:: Exercise details ::
Write the records out again, keeping each line exactly as it is.

:: Dataset ::
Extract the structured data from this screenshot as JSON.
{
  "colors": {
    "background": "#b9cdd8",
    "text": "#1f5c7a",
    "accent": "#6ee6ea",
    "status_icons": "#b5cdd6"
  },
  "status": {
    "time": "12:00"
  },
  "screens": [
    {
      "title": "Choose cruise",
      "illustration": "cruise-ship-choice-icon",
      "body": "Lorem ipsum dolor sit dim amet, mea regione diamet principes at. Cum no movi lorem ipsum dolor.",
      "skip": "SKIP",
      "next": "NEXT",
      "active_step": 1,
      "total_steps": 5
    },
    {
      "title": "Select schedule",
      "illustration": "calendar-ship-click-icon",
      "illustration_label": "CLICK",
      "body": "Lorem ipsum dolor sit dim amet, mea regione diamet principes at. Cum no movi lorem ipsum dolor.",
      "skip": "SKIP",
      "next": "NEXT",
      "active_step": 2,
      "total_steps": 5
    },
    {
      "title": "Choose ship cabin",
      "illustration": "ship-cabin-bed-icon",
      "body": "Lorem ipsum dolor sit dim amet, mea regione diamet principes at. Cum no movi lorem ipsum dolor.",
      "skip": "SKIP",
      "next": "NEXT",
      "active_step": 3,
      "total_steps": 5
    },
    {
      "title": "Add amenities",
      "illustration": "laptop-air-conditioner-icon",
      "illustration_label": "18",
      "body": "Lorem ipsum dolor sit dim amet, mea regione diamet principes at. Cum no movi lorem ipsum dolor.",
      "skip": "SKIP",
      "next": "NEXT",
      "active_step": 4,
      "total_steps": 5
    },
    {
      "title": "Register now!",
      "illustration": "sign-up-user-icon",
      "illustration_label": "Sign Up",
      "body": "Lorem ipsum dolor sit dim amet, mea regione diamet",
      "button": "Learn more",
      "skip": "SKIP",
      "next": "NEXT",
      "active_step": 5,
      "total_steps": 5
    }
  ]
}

:: Solved problem ::
Extract the structured data from this screenshot as JSON.
{
  "colors": {
    "background": "#b9cdd8",
    "text": "#1f5c7a",
    "accent": "#6ee6ea",
    "status_icons": "#b5cdd6"
  },
  "status": {
    "time": "12:00"
  },
  "screens": [
    {
      "title": "Choose cruise",
      "illustration": "cruise-ship-choice-icon",
      "body": "Lorem ipsum dolor sit dim amet, mea regione diamet principes at. Cum no movi lorem ipsum dolor.",
      "skip": "SKIP",
      "next": "NEXT",
      "active_step": 1,
      "total_steps": 5
    },
    {
      "title": "Select schedule",
      "illustration": "calendar-ship-click-icon",
      "illustration_label": "CLICK",
      "body": "Lorem ipsum dolor sit dim amet, mea regione diamet principes at. Cum no movi lorem ipsum dolor.",
      "skip": "SKIP",
      "next": "NEXT",
      "active_step": 2,
      "total_steps": 5
    },
    {
      "title": "Choose ship cabin",
      "illustration": "ship-cabin-bed-icon",
      "body": "Lorem ipsum dolor sit dim amet, mea regione diamet principes at. Cum no movi lorem ipsum dolor.",
      "skip": "SKIP",
      "next": "NEXT",
      "active_step": 3,
      "total_steps": 5
    },
    {
      "title": "Add amenities",
      "illustration": "laptop-air-conditioner-icon",
      "illustration_label": "18",
      "body": "Lorem ipsum dolor sit dim amet, mea regione diamet principes at. Cum no movi lorem ipsum dolor.",
      "skip": "SKIP",
      "next": "NEXT",
      "active_step": 4,
      "total_steps": 5
    },
    {
      "title": "Register now!",
      "illustration": "sign-up-user-icon",
      "illustration_label": "Sign Up",
      "body": "Lorem ipsum dolor sit dim amet, mea regione diamet",
      "button": "Learn more",
      "skip": "SKIP",
      "next": "NEXT",
      "active_step": 5,
      "total_steps": 5
    }
  ]
}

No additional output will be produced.